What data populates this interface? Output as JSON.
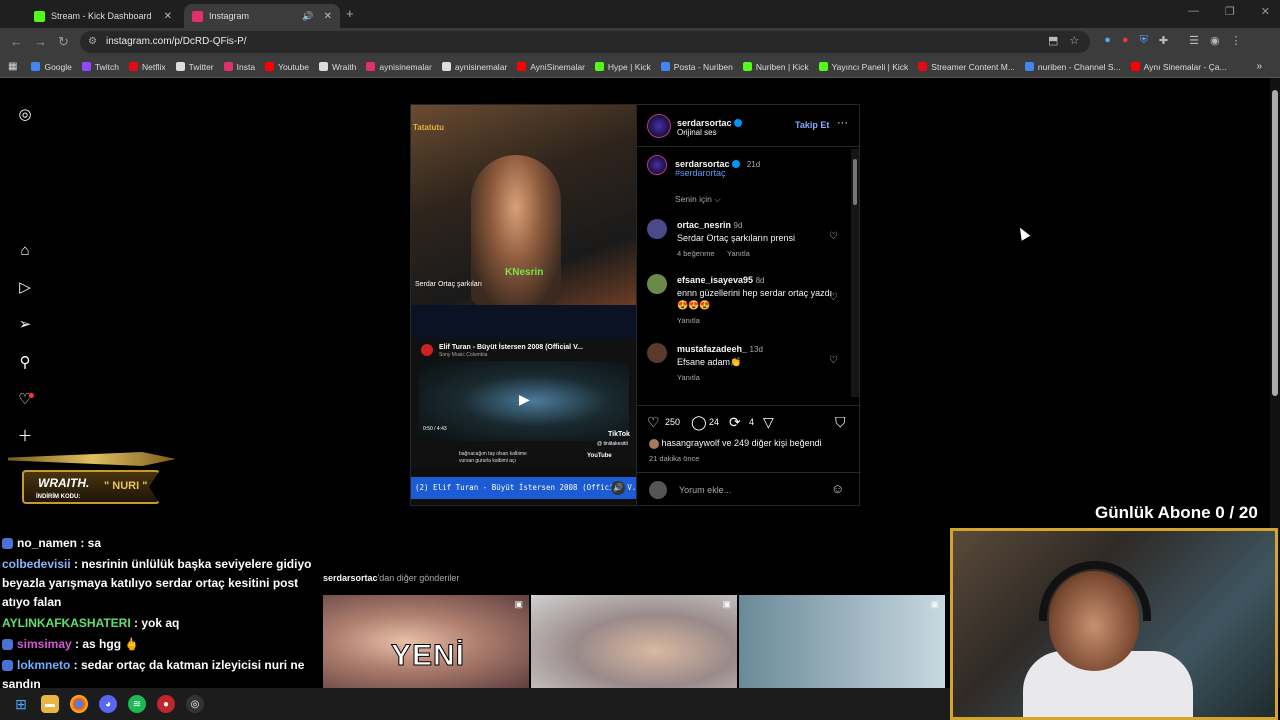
{
  "browser": {
    "tabs": [
      {
        "label": "Stream - Kick Dashboard",
        "active": false,
        "favicon_color": "#53fc18"
      },
      {
        "label": "Instagram",
        "active": true,
        "favicon_color": "#e1306c"
      }
    ],
    "url": "instagram.com/p/DcRD-QFis-P/",
    "bookmarks": [
      {
        "label": "Google",
        "color": "#4285f4"
      },
      {
        "label": "Twitch",
        "color": "#9146ff"
      },
      {
        "label": "Netflix",
        "color": "#e50914"
      },
      {
        "label": "Twitter",
        "color": "#dddddd"
      },
      {
        "label": "Insta",
        "color": "#e1306c"
      },
      {
        "label": "Youtube",
        "color": "#ff0000"
      },
      {
        "label": "Wraith",
        "color": "#dddddd"
      },
      {
        "label": "aynisinemalar",
        "color": "#e1306c"
      },
      {
        "label": "aynisinemalar",
        "color": "#dddddd"
      },
      {
        "label": "AyniSinemalar",
        "color": "#ff0000"
      },
      {
        "label": "Hype | Kick",
        "color": "#53fc18"
      },
      {
        "label": "Posta - Nuriben",
        "color": "#4285f4"
      },
      {
        "label": "Nuriben | Kick",
        "color": "#53fc18"
      },
      {
        "label": "Yayıncı Paneli | Kick",
        "color": "#53fc18"
      },
      {
        "label": "Streamer Content M...",
        "color": "#e50914"
      },
      {
        "label": "nuriben - Channel S...",
        "color": "#4285f4"
      },
      {
        "label": "Aynı Sinemalar - Ça...",
        "color": "#ff0000"
      }
    ]
  },
  "post": {
    "author": "serdarsortac",
    "audio": "Orijinal ses",
    "follow": "Takip Et",
    "more": "···",
    "caption_user": "serdarsortac",
    "caption_age": "21d",
    "caption_tag": "#serdarortaç",
    "sort_label": "Senin için",
    "comments": [
      {
        "user": "ortac_nesrin",
        "age": "9d",
        "text": "Serdar Ortaç şarkıların prensi",
        "likes": "4 beğenme",
        "reply": "Yanıtla",
        "avatar_color": "#4a4a8a"
      },
      {
        "user": "efsane_isayeva95",
        "age": "8d",
        "text": "ennn güzellerini hep serdar ortaç yazdı😍😍😍",
        "likes": "",
        "reply": "Yanıtla",
        "avatar_color": "#6a8a4a"
      },
      {
        "user": "mustafazadeeh_",
        "age": "13d",
        "text": "Efsane adam👏",
        "likes": "",
        "reply": "Yanıtla",
        "avatar_color": "#5a3a2a"
      }
    ],
    "like_count": "250",
    "comment_count": "24",
    "share_count": "4",
    "liked_by": "hasangraywolf ve 249 diğer kişi beğendi",
    "time_ago": "21 dakika önce",
    "comment_placeholder": "Yorum ekle...",
    "media": {
      "top_caption": "Serdar Ortaç şarkıları",
      "top_brand": "KNesrin",
      "top_tag": "Tatatutu",
      "yt_title": "Elif Turan - Büyüt İstersen 2008 (Official V...",
      "yt_channel": "Sony Music Columbia",
      "yt_time": "0:50 / 4:43",
      "yt_lyrics_1": "bağrıacağım taş olsan kalbime",
      "yt_lyrics_2": "vursan gururla kalbimi açı",
      "yt_logo": "YouTube",
      "tiktok": "TikTok",
      "tiktok_handle": "@ tiniitakesitö",
      "marquee": "(2) Elif Turan - Büyüt İstersen 2008 (Official V..."
    }
  },
  "more_posts": {
    "heading_user": "serdarsortac",
    "heading_rest": "'dan diğer gönderiler",
    "first_overlay": "YENİ"
  },
  "overlay": {
    "sponsor_title": "WRAITH.",
    "sponsor_nuri": "\" NURI \"",
    "sponsor_code": "İNDİRİM KODU:",
    "daily_subs": "Günlük Abone 0 / 20",
    "chat": [
      {
        "user": "no_namen",
        "color": "#ffffff",
        "msg": " : sa",
        "badge": true
      },
      {
        "user": "colbedevisii",
        "color": "#8ab4f8",
        "msg": " : nesrinin ünlülük başka seviyelere gidiyo beyazla yarışmaya katılıyo serdar ortaç kesitini post atıyo falan",
        "badge": false
      },
      {
        "user": "AYLINKAFKASHATERI",
        "color": "#5ee06a",
        "msg": " : yok aq",
        "badge": false
      },
      {
        "user": "simsimay",
        "color": "#d35ad3",
        "msg": " : as hgg 🖕",
        "badge": true
      },
      {
        "user": "lokmneto",
        "color": "#6ab0ff",
        "msg": " : sedar ortaç da katman izleyicisi nuri ne sandın",
        "badge": true
      }
    ]
  }
}
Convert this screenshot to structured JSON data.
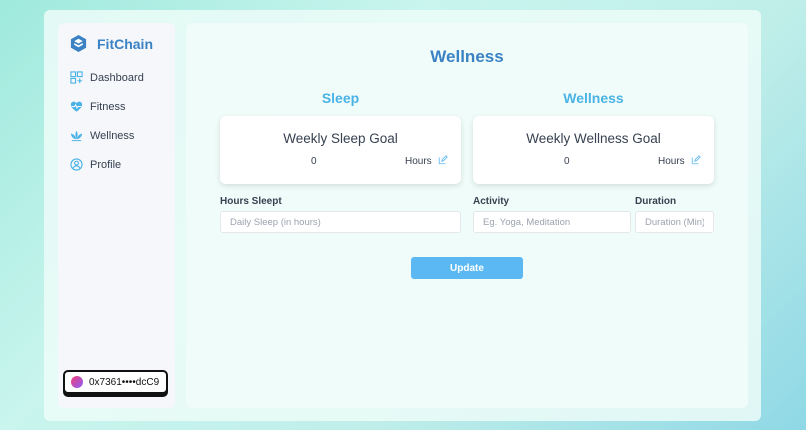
{
  "app": {
    "brand": "FitChain",
    "accent": "#3b82c4",
    "secondary_accent": "#4ab3e6",
    "button_color": "#5bb8f2"
  },
  "sidebar": {
    "items": [
      {
        "label": "Dashboard",
        "icon": "dashboard-icon"
      },
      {
        "label": "Fitness",
        "icon": "heart-pulse-icon"
      },
      {
        "label": "Wellness",
        "icon": "lotus-icon"
      },
      {
        "label": "Profile",
        "icon": "user-circle-icon"
      }
    ],
    "wallet": {
      "address": "0x7361••••dcC9",
      "icon": "wallet-avatar-icon"
    }
  },
  "main": {
    "title": "Wellness",
    "sleep": {
      "section_title": "Sleep",
      "card_title": "Weekly Sleep Goal",
      "value": "0",
      "unit": "Hours",
      "edit_icon": "edit-icon"
    },
    "wellness": {
      "section_title": "Wellness",
      "card_title": "Weekly Wellness Goal",
      "value": "0",
      "unit": "Hours",
      "edit_icon": "edit-icon"
    },
    "form": {
      "hours_label": "Hours Sleept",
      "hours_placeholder": "Daily Sleep (in hours)",
      "hours_value": "",
      "activity_label": "Activity",
      "activity_placeholder": "Eg. Yoga, Meditation",
      "activity_value": "",
      "duration_label": "Duration",
      "duration_placeholder": "Duration (Min)",
      "duration_value": "",
      "submit_label": "Update"
    }
  }
}
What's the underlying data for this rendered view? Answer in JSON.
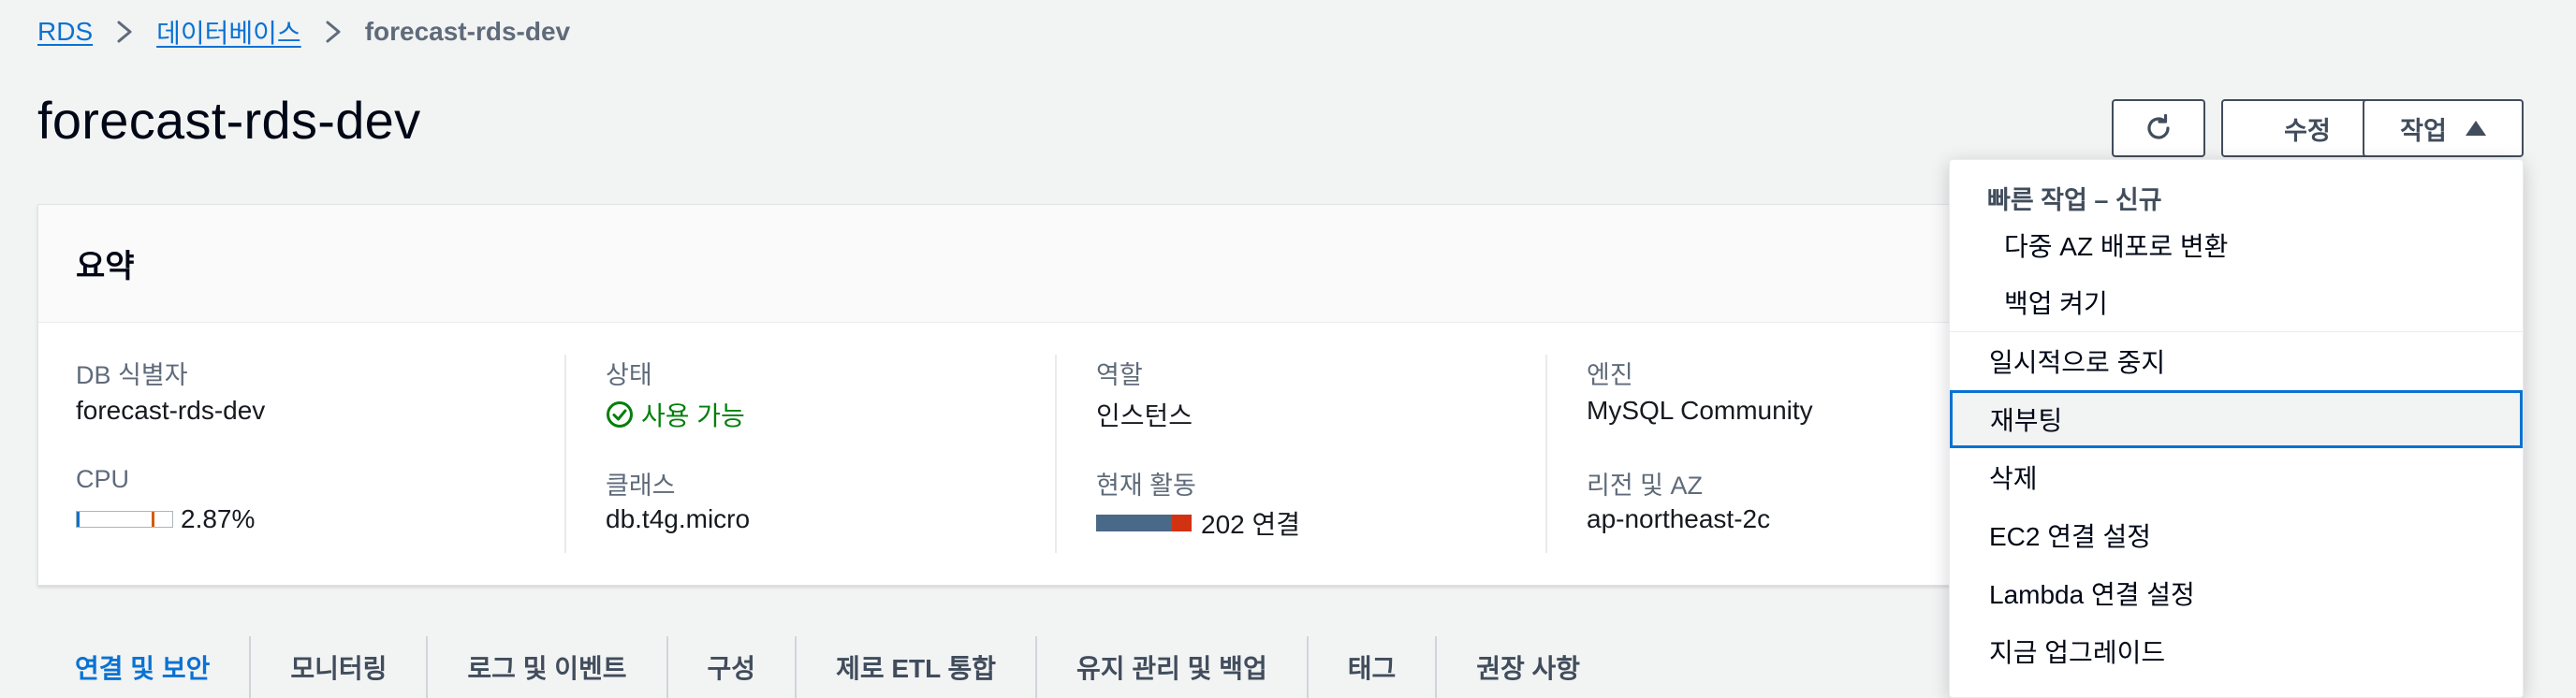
{
  "breadcrumb": {
    "items": [
      "RDS",
      "데이터베이스"
    ],
    "current": "forecast-rds-dev"
  },
  "page_title": "forecast-rds-dev",
  "header_buttons": {
    "refresh_icon": "refresh-icon",
    "edit_label": "수정",
    "actions_label": "작업"
  },
  "summary": {
    "title": "요약",
    "db_id_label": "DB 식별자",
    "db_id_value": "forecast-rds-dev",
    "cpu_label": "CPU",
    "cpu_value": "2.87%",
    "cpu_percent": 2.87,
    "status_label": "상태",
    "status_value": "사용 가능",
    "class_label": "클래스",
    "class_value": "db.t4g.micro",
    "role_label": "역할",
    "role_value": "인스턴스",
    "activity_label": "현재 활동",
    "activity_value": "202 연결",
    "engine_label": "엔진",
    "engine_value": "MySQL Community",
    "region_label": "리전 및 AZ",
    "region_value": "ap-northeast-2c"
  },
  "tabs": [
    {
      "label": "연결 및 보안",
      "active": true
    },
    {
      "label": "모니터링",
      "active": false
    },
    {
      "label": "로그 및 이벤트",
      "active": false
    },
    {
      "label": "구성",
      "active": false
    },
    {
      "label": "제로 ETL 통합",
      "active": false
    },
    {
      "label": "유지 관리 및 백업",
      "active": false
    },
    {
      "label": "태그",
      "active": false
    },
    {
      "label": "권장 사항",
      "active": false
    }
  ],
  "actions_menu": {
    "group_title": "빠른 작업 – 신규",
    "group_items": [
      "다중 AZ 배포로 변환",
      "백업 켜기"
    ],
    "items": [
      "일시적으로 중지",
      "재부팅",
      "삭제",
      "EC2 연결 설정",
      "Lambda 연결 설정",
      "지금 업그레이드"
    ],
    "focused_item": "재부팅"
  },
  "colors": {
    "link": "#0972d3",
    "success": "#037f0c",
    "text": "#16191f",
    "muted": "#5f6b7a",
    "bar_blue": "#4a6887",
    "bar_red": "#d13212"
  }
}
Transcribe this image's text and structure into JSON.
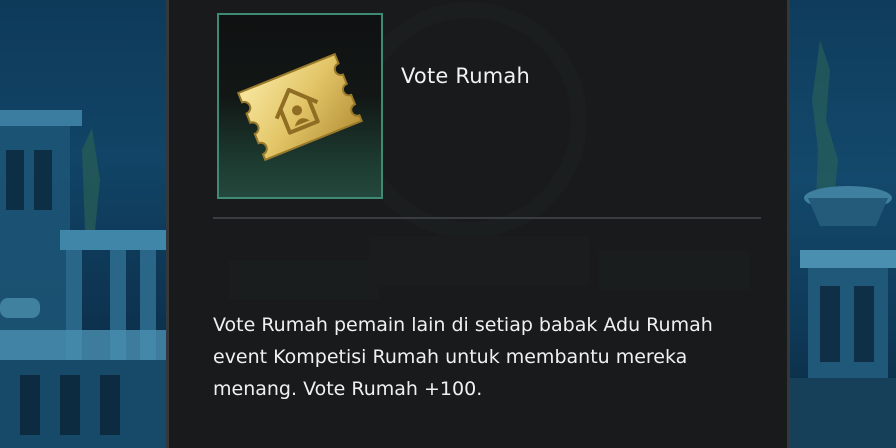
{
  "item": {
    "name": "Vote Rumah",
    "icon": "house-vote-ticket-icon",
    "frame_color": "#3e8a72"
  },
  "description": {
    "lines": [
      "Vote Rumah pemain lain di setiap babak Adu Rumah",
      "event Kompetisi Rumah untuk membantu mereka",
      "menang. Vote Rumah +100."
    ]
  },
  "colors": {
    "panel_background": "#181a1b",
    "text": "#f0f0f0",
    "ticket_gold": "#e2c567",
    "scene_background": "#114466"
  }
}
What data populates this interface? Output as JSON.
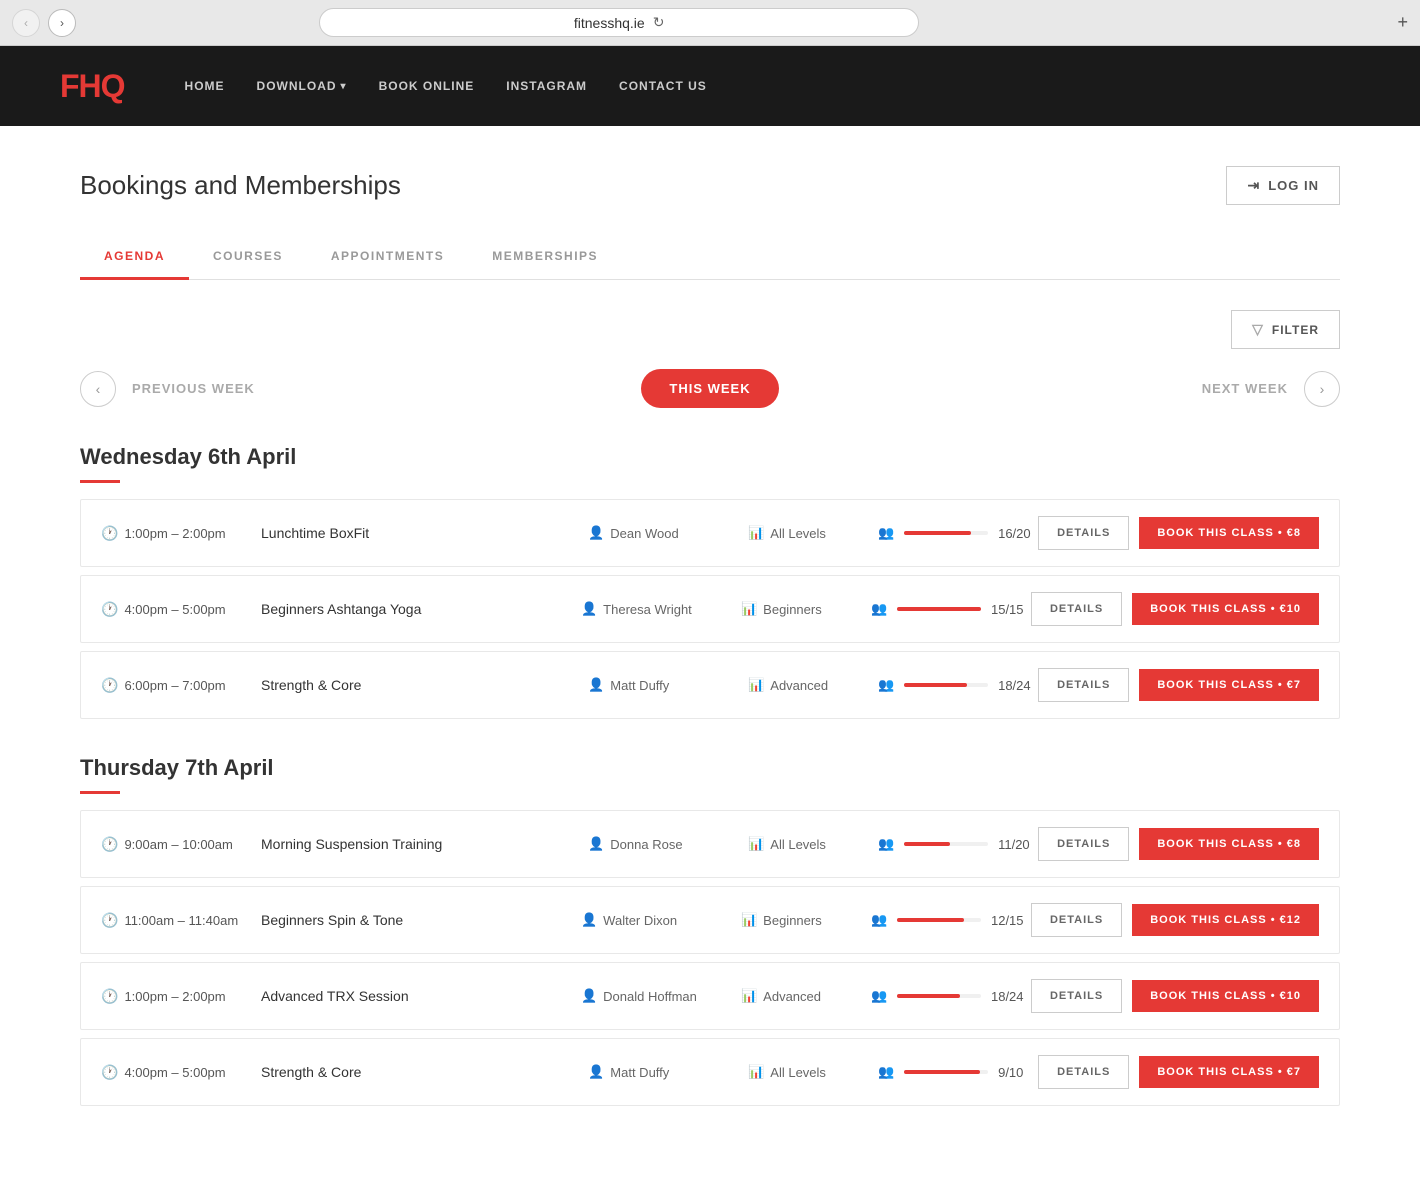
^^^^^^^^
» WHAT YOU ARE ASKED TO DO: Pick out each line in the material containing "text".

» THE ANSWER:
        "text": "Serdar Ortaç şarkıların prensi",
        "text": "ennn güzellerini hep serdar ortaç yazdı😍😍😍",
        "text": "Efsane adam👏",
    "text": "#16191f",
Transcribe this image's text and structure into JSON.
    "text": "#f0f0f0",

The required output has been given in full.